I need to build a metal shed about 10' high and 6x6 in floor space which must be able to withstand 175 MPH winds.
How can I make sure that the shed and its anchors can hold up under those conditions?
Home Improvement Stack Exchange is a question and answer site for contractors and serious DIYers. It only takes a minute to sign up.Sign up to join this community
I can think of two options that should work...
A steel shipping container should be more than strong enough to meet hurricane ratings, and come in just about any size.
This company sells anchors that it claims should withstand strong winds & hurricanes, though they "have not been scientifically tested." They're basically big triangles of metal or long screws driven into the ground:
A dome constructed of rebar, foam & concrete/shotcrete. They're very very resistant to winds (probably tornadoes too), and the weight combined with a cement slab & footing should make sure the whole thing won't blow away, ever. See Wikipedia or Inhabitat.com
Alibaba has a larger one, with images too:
For more conventional construction, if your neighbourhood/city has hurricane requirements then they must have guidelines on how to meet them, especially for usually DIY-friendly sheds. Check with them first.
I'm not an expert about coastal or island wind zones (mostly just the normal tornado/high wind stuff), but I can tell you that having a continuous load path and paying attention to uplift are important.

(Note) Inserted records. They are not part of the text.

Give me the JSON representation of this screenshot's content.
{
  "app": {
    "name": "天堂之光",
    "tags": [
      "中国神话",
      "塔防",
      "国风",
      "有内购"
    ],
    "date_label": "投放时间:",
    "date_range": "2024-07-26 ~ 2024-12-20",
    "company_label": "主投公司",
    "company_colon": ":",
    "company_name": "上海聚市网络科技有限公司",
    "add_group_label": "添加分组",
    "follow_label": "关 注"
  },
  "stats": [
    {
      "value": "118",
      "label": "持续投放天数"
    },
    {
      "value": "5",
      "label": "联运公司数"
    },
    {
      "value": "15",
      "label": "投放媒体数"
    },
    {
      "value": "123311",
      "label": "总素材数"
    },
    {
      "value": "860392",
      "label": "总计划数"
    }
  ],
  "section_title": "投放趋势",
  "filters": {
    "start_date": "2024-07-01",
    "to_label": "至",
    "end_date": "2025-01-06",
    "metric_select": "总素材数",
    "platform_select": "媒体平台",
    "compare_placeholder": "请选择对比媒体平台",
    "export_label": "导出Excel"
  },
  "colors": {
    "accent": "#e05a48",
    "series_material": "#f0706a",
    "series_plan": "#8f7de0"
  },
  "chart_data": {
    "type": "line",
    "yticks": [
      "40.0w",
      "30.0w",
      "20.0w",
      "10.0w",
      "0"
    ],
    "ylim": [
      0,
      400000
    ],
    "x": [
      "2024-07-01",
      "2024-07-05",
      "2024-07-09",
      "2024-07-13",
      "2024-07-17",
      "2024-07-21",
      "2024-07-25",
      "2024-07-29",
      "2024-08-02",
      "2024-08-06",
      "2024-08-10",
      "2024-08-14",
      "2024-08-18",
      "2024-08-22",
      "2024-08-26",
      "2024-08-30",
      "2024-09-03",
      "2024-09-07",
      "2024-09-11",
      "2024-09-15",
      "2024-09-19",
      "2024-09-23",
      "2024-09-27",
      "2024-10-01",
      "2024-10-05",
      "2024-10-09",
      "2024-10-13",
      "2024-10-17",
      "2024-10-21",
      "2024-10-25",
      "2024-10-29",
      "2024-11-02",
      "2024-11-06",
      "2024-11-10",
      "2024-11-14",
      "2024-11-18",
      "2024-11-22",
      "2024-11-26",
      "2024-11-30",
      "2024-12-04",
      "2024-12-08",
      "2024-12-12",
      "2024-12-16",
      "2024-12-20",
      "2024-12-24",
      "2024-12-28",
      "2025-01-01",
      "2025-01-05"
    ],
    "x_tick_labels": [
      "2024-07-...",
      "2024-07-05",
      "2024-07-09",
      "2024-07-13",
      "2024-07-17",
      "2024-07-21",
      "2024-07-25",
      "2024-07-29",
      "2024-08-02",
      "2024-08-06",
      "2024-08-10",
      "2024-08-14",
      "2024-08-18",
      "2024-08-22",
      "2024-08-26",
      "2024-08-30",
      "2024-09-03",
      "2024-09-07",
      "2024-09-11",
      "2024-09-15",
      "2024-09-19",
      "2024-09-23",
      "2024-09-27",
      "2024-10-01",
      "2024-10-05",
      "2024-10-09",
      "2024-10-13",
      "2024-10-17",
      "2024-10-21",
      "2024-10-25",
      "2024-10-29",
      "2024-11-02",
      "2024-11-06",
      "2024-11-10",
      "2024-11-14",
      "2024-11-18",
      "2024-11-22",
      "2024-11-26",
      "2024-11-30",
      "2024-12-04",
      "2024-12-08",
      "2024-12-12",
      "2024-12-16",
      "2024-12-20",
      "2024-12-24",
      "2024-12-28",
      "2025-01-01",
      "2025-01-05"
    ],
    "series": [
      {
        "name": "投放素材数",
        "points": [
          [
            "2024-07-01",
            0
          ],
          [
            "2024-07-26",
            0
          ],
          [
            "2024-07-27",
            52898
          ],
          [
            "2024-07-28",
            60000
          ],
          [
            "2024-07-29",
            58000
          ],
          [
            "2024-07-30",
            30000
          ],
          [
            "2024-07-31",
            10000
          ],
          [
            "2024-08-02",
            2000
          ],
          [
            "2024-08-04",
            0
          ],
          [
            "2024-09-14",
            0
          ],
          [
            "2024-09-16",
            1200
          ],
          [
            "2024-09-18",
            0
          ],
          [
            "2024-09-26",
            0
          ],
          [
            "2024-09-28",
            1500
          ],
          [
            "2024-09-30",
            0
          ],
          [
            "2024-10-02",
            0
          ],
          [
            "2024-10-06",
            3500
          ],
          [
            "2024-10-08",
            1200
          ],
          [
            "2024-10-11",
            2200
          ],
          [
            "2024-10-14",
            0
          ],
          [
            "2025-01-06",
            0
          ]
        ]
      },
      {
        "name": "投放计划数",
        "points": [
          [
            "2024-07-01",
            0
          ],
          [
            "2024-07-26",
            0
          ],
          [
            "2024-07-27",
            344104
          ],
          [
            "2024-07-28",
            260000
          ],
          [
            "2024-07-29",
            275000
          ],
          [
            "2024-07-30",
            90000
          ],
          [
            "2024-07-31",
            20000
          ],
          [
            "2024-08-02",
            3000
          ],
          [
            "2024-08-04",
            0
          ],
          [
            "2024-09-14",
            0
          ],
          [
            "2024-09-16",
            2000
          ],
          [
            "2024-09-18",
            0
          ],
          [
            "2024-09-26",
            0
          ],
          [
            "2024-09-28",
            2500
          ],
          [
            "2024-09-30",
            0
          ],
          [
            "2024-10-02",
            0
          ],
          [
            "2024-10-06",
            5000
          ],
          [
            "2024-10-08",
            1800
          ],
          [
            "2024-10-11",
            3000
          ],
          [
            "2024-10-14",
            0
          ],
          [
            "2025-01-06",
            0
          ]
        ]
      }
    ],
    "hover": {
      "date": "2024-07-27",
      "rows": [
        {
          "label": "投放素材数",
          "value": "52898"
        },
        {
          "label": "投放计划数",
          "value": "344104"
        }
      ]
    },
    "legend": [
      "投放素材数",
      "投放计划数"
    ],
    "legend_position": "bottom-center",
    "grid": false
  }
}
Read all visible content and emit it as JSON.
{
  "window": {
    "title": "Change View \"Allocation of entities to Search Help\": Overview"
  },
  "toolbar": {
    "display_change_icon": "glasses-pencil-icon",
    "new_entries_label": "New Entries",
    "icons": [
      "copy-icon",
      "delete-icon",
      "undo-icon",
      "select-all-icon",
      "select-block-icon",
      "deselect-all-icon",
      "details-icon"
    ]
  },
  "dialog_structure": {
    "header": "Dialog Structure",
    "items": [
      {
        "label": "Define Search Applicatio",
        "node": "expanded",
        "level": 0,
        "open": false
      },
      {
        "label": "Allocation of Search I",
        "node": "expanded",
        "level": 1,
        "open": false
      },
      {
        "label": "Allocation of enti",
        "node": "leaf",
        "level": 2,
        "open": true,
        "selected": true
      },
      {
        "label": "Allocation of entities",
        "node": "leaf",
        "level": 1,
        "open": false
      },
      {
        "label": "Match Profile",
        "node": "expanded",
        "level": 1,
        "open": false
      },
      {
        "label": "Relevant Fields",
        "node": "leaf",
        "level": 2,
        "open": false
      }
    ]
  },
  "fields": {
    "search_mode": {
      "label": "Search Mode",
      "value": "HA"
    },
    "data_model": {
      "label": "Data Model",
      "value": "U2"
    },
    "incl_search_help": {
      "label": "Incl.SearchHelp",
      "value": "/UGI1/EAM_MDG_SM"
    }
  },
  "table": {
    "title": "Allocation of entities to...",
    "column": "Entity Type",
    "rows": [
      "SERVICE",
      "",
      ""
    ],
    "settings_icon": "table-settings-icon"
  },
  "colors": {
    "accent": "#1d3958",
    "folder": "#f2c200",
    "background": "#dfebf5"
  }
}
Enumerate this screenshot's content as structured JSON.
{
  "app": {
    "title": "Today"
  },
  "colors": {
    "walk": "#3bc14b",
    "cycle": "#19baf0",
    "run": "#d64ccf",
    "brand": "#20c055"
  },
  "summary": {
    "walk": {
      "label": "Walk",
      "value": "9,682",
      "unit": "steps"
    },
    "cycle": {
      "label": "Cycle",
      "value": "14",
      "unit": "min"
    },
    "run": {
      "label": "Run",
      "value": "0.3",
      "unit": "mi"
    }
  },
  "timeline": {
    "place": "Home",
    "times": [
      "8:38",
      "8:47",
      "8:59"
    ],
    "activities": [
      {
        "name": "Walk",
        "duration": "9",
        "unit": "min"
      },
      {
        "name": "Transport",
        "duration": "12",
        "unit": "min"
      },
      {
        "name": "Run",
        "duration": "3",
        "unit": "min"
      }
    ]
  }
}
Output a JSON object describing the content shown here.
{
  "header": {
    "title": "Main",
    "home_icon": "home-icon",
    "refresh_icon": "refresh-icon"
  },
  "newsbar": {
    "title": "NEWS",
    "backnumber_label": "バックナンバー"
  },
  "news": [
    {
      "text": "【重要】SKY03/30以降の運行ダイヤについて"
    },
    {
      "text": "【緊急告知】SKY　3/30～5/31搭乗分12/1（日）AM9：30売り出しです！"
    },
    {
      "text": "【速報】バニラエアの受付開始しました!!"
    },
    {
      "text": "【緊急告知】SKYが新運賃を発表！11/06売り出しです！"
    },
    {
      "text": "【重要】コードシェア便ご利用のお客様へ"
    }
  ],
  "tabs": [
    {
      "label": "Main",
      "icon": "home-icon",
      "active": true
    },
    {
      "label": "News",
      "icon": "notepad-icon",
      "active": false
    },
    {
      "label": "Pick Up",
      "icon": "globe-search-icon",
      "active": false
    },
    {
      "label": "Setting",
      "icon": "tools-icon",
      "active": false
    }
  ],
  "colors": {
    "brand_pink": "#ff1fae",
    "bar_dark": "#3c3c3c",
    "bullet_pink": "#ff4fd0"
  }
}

Having a continuous load path means that you transfer all vertical and lateral loads from the wood structure down to the foundation, usually by using hangers and/or fasteners to make the connections. This means that fastener & hanger manufacturers should have many of the resources you're looking for.
The main idea is to make sure that no matter what the wind does (push/pull/twists/racks) to the wood structure, that the structure will be able to use the foundation to resist those forces.
It's easy to overbuild your shed using a metal connector at every point, and that is what Simpson wants you to do. You would need an engineer to tell you which of these steps don't need a metal connector and where nails would be sufficient based on your specific location and exposure category: